TO DO =>
The lines wanted are those in the data below that include "this".

+++ PROVIDED MATERIAL

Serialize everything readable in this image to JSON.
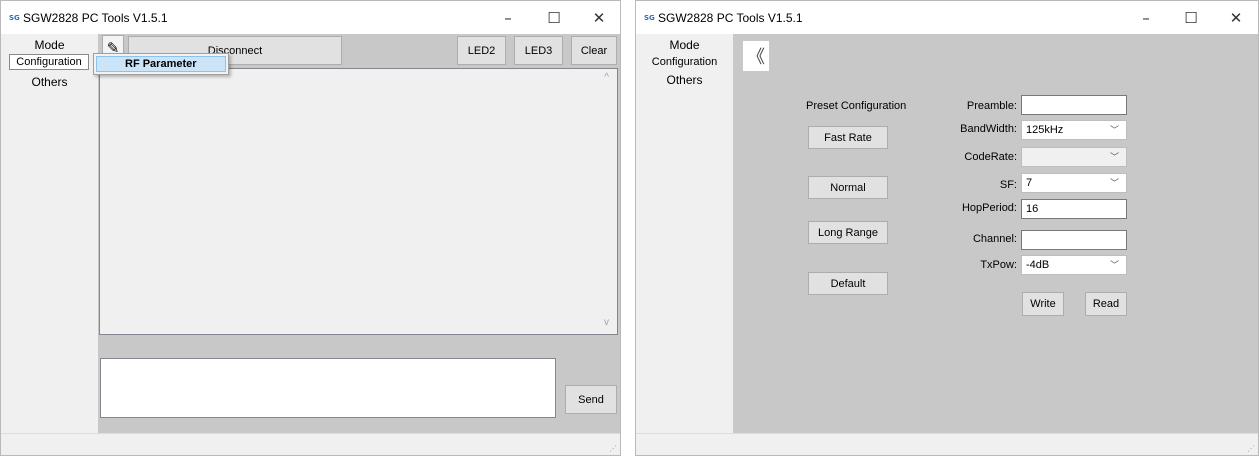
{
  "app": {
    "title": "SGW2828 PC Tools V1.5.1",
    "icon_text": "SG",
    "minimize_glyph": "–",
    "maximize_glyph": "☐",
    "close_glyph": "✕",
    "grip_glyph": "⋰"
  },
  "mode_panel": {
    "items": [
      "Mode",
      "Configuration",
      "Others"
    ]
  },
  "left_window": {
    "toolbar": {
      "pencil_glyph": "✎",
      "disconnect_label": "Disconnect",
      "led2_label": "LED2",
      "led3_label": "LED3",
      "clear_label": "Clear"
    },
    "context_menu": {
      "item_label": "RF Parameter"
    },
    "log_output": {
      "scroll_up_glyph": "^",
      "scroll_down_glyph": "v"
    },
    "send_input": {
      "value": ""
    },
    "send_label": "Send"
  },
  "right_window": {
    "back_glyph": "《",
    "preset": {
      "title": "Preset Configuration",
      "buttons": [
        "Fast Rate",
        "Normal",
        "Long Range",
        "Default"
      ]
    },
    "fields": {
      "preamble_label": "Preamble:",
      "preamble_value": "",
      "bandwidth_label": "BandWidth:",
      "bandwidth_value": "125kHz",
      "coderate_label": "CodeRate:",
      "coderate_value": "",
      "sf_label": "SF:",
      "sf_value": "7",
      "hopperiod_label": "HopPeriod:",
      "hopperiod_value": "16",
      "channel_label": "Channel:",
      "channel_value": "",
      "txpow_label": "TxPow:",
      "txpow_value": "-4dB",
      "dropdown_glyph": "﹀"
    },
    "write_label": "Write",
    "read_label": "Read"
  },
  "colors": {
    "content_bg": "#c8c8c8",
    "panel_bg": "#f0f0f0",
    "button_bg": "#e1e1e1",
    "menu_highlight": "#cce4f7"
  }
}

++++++
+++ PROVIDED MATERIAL

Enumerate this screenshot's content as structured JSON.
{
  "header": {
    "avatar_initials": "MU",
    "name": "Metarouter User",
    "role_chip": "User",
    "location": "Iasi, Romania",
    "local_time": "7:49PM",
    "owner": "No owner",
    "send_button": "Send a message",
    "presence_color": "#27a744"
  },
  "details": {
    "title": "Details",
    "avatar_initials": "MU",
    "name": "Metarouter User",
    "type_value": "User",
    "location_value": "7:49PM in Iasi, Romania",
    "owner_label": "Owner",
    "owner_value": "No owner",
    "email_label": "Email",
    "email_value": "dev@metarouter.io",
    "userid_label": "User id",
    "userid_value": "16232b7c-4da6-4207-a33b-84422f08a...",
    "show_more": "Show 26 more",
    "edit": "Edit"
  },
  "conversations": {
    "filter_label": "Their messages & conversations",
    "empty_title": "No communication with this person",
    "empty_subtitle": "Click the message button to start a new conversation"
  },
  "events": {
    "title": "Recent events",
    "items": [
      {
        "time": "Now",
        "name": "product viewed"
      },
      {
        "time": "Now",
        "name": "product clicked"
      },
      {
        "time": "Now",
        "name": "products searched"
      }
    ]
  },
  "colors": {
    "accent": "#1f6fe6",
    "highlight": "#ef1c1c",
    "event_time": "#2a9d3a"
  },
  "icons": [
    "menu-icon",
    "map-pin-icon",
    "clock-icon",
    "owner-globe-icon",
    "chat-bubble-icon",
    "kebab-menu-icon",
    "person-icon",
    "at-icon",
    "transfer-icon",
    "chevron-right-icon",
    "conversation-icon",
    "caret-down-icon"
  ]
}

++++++

EXERCISE ANSWER =>
Serialize everything readable in this image to JSON.
Enumerate this screenshot's content as structured JSON.
    "empty_title": "No communication with this person",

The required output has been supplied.